Data excerpts:
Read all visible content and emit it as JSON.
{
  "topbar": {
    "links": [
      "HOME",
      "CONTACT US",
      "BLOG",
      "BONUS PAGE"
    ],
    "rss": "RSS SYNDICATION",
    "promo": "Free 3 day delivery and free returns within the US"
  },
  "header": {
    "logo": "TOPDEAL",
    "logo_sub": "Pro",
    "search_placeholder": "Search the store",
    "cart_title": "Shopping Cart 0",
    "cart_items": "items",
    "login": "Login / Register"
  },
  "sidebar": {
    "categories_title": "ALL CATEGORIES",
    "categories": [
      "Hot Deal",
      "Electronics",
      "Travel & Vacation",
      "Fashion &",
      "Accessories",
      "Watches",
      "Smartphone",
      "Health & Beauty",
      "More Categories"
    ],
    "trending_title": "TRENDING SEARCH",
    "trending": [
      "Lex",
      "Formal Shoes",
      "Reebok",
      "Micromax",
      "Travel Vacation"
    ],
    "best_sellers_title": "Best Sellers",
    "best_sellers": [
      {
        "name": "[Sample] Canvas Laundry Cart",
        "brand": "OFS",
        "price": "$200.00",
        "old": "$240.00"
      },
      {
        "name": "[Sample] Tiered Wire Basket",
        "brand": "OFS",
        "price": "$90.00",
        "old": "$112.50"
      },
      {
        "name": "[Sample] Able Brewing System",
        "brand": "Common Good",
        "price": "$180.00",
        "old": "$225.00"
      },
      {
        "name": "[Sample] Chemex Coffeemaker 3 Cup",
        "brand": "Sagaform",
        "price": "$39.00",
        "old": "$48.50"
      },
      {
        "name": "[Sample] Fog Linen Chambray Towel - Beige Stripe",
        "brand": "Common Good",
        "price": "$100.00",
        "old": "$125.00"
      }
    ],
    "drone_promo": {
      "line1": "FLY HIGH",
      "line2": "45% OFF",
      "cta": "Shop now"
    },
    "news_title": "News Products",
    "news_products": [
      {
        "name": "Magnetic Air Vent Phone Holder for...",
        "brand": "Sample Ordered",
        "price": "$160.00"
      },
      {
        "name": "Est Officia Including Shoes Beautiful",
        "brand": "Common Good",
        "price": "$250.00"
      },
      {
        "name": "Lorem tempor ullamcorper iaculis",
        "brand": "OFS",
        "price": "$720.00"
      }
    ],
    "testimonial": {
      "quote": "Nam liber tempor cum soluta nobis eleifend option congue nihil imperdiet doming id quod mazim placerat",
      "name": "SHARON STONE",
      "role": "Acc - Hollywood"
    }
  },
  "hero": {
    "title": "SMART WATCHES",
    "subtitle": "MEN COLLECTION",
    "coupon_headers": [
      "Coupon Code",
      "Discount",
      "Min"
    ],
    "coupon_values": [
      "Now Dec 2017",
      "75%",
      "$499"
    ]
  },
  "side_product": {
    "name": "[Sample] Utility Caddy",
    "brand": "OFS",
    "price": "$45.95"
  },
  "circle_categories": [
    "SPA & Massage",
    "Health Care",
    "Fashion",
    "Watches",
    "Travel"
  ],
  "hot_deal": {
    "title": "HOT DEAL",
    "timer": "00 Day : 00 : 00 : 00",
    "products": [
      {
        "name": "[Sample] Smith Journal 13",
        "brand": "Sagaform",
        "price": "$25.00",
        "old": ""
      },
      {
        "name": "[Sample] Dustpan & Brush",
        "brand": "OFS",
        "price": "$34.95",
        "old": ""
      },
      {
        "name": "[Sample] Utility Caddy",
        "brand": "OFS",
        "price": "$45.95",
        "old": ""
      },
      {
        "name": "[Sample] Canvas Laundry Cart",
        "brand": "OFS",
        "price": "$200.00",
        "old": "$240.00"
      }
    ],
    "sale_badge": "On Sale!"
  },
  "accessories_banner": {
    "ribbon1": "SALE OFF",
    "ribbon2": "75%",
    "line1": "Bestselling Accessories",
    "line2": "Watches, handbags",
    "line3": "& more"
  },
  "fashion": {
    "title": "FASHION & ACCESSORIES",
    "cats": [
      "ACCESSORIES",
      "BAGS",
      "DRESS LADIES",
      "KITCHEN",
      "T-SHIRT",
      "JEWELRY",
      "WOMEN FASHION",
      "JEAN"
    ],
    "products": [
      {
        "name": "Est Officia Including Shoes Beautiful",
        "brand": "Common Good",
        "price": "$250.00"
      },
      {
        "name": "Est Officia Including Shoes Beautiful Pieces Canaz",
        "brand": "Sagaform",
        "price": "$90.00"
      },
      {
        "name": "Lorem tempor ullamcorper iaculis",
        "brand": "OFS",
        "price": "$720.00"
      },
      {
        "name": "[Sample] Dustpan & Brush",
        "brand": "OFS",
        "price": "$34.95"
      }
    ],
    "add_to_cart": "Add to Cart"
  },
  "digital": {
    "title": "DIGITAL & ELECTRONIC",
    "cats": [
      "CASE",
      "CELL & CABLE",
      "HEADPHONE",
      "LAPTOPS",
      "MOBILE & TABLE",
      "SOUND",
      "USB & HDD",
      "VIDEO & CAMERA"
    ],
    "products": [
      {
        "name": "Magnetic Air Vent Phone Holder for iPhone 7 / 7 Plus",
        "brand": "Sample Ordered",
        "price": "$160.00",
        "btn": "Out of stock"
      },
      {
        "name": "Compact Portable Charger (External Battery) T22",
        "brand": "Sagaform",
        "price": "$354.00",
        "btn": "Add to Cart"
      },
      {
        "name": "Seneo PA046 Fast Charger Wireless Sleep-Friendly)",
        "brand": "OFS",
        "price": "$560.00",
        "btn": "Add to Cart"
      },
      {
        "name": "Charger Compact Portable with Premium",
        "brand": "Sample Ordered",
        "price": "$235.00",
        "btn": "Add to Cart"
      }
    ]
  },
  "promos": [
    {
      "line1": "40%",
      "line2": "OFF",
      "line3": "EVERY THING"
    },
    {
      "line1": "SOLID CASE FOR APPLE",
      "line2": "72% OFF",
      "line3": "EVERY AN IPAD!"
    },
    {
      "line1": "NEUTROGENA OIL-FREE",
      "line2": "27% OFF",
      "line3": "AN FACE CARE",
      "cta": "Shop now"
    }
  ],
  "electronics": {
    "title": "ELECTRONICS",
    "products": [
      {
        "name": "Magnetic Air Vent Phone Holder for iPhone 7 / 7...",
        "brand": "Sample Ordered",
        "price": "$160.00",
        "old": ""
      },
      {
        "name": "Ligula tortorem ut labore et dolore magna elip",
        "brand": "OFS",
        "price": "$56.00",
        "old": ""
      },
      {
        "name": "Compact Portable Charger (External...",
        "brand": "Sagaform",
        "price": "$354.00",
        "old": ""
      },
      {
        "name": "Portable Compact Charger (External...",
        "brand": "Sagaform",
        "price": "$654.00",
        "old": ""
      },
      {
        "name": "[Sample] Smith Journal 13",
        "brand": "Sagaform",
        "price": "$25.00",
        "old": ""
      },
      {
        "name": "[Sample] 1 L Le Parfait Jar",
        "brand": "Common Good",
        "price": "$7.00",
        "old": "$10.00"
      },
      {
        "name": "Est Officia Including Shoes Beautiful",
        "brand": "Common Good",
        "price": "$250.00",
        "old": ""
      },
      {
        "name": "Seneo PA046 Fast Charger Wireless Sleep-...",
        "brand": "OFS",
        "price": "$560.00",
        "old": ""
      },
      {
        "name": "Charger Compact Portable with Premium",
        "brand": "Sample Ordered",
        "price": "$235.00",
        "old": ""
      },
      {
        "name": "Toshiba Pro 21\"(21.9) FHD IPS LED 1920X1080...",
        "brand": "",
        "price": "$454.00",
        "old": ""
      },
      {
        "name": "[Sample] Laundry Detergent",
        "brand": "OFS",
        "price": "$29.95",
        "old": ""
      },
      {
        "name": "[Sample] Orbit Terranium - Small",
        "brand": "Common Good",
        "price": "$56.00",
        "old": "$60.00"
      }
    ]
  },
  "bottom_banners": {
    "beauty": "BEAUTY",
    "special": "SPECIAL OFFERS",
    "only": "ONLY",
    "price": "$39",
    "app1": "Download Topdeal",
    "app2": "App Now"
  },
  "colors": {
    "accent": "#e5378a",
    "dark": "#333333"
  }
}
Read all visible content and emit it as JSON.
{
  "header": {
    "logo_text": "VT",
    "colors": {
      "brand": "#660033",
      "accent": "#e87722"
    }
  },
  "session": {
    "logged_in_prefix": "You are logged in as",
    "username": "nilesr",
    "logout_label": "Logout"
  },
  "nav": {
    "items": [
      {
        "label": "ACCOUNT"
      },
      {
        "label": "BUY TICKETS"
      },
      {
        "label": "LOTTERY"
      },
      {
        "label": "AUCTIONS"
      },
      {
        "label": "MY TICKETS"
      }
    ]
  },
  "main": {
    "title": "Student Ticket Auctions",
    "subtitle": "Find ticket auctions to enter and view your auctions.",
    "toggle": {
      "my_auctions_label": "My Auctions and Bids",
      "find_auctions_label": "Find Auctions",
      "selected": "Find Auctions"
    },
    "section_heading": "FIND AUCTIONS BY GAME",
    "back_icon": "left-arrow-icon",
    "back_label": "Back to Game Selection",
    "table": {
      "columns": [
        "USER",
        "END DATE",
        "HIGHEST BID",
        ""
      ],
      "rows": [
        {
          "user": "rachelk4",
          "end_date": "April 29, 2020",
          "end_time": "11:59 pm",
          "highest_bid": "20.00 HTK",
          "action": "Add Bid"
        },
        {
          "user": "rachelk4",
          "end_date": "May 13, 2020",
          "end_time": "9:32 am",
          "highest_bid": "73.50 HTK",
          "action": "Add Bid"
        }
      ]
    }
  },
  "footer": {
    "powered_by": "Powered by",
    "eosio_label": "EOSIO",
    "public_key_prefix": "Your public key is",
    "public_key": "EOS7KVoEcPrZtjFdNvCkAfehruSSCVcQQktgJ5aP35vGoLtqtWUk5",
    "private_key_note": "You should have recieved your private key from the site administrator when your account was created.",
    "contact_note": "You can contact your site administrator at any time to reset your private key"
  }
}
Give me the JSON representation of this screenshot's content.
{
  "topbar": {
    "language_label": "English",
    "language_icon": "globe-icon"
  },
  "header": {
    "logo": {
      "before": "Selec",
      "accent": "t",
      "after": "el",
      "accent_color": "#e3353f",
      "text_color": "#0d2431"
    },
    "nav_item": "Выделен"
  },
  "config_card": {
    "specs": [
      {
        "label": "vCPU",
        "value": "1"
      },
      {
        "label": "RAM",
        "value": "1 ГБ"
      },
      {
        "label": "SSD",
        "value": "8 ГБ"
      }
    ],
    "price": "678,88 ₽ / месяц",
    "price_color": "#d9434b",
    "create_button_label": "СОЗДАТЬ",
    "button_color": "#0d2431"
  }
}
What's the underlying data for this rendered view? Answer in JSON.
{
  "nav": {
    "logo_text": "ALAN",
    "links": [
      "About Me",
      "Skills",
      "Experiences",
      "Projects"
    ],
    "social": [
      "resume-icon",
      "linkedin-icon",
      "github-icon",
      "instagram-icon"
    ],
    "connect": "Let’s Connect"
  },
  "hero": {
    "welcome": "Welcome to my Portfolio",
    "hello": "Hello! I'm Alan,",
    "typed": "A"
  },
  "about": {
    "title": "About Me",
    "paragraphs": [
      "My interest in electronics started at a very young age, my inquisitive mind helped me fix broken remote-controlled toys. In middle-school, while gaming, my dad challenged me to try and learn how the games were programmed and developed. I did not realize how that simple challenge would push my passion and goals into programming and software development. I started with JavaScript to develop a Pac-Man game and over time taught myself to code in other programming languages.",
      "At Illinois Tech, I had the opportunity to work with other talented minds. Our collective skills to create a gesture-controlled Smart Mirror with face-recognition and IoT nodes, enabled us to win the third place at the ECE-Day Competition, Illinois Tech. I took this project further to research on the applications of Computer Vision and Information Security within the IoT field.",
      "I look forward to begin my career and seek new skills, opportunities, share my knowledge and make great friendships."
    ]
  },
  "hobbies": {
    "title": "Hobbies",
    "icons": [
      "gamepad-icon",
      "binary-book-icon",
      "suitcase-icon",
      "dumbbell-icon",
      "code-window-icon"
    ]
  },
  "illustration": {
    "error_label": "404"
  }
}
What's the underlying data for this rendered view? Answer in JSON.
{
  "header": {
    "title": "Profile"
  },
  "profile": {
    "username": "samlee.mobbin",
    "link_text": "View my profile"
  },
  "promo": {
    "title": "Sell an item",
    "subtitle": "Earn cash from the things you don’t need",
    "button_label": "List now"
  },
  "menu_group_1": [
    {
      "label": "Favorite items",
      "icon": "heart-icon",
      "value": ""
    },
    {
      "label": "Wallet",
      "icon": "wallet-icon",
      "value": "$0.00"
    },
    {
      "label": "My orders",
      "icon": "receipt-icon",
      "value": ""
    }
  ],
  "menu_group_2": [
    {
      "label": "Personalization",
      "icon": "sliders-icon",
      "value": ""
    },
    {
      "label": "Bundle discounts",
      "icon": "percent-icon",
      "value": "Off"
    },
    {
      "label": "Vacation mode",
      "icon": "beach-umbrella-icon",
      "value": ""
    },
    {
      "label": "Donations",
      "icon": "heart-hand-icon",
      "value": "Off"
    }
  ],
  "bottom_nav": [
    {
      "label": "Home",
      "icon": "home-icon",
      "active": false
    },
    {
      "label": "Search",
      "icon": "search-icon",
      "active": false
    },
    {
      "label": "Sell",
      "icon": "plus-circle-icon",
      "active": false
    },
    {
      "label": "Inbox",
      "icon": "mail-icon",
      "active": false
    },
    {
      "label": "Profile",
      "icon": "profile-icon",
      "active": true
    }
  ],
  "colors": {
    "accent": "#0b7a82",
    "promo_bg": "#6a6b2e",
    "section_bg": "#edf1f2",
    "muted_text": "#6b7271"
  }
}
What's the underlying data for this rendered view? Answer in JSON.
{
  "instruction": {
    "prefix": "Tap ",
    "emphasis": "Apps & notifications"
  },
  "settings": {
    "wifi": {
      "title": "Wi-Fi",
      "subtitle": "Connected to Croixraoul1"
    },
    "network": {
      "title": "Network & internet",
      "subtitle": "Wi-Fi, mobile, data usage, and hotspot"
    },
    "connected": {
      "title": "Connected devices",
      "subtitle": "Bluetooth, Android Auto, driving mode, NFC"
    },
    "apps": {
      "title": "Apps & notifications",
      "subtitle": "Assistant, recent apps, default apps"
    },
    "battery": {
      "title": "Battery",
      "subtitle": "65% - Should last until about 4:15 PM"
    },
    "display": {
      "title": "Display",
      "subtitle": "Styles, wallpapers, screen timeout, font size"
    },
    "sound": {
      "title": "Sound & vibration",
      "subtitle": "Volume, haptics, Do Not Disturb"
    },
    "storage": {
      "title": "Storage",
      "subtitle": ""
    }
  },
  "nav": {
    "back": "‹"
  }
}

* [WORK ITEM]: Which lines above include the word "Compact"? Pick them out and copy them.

* [REPLY TO THE TASK]:
        "name": "Compact Portable Charger (External Battery) T22",
        "name": "Charger Compact Portable with Premium",
        "name": "Compact Portable Charger (External...",
        "name": "Portable Compact Charger (External...",
        "name": "Charger Compact Portable with Premium",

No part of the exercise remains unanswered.